▶ ASSIGNMENT:
The answer must be every line of the records below that contains the word "title", copied out.
== SUPPLIED MATERIAL
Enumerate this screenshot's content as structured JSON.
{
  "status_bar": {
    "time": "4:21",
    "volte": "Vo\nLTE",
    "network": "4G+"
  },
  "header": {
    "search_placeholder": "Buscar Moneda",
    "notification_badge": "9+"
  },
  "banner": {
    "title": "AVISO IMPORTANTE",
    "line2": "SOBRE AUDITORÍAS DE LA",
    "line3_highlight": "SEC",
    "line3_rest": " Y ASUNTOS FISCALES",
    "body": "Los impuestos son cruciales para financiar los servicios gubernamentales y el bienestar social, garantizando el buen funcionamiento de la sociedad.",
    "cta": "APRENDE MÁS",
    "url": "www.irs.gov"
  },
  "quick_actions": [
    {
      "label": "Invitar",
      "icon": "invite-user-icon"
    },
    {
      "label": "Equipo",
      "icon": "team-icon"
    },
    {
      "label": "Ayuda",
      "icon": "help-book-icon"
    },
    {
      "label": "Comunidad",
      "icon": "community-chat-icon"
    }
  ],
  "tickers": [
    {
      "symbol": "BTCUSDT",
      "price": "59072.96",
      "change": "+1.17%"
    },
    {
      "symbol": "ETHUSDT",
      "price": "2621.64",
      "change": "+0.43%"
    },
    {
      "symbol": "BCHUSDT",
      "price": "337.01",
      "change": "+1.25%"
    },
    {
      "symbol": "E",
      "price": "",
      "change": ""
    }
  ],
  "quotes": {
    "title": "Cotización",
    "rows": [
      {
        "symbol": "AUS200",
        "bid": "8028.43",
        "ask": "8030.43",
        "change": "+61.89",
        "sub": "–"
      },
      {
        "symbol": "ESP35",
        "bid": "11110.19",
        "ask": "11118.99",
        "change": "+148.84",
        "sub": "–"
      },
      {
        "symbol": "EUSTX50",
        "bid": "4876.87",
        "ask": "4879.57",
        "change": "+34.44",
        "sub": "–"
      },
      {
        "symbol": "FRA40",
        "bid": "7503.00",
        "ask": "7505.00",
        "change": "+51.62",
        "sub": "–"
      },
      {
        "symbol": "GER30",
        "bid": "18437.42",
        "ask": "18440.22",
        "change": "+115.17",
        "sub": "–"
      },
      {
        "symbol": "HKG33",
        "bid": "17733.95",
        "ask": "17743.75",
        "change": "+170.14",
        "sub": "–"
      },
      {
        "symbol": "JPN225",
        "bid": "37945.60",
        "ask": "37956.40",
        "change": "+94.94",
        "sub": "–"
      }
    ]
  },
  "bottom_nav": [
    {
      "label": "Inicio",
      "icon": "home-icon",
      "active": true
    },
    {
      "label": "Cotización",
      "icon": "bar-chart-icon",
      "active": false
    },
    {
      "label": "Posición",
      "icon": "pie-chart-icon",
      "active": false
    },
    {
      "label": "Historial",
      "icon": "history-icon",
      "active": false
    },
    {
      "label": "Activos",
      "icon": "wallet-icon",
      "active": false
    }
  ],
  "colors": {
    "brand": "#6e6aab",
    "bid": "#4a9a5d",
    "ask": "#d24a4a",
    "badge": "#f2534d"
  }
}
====
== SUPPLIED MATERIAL
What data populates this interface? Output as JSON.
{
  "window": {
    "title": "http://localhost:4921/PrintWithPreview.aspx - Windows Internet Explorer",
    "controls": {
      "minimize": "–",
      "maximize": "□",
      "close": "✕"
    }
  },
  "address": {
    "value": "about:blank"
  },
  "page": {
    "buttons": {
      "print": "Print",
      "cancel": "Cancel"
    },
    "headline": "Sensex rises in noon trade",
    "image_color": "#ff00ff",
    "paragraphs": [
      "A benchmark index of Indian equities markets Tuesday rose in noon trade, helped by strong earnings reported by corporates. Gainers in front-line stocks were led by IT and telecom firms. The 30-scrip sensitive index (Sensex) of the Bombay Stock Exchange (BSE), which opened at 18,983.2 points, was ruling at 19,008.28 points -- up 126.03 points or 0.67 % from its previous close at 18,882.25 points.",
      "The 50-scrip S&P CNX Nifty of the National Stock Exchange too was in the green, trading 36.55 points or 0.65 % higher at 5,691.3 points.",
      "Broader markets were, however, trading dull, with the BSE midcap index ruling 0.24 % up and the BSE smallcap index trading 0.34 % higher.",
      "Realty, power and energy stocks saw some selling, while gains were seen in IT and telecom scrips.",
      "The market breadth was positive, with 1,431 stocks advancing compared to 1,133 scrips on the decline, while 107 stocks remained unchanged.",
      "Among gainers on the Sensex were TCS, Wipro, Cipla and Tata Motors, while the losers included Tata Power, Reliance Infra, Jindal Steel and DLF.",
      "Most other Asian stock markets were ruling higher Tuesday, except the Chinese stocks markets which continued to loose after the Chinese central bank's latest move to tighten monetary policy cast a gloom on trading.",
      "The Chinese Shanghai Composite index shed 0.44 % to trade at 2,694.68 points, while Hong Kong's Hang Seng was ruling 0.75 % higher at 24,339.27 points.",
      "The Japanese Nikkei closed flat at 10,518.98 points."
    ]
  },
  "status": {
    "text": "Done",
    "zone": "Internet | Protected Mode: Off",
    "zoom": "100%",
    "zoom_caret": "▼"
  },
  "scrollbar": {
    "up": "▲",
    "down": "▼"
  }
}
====
▶ RESPONSE FOR THIS EXERCISE:
    "title": "AVISO IMPORTANTE",
    "title": "Cotización",
    "title": "http://localhost:4921/PrintWithPreview.aspx - Windows Internet Explorer",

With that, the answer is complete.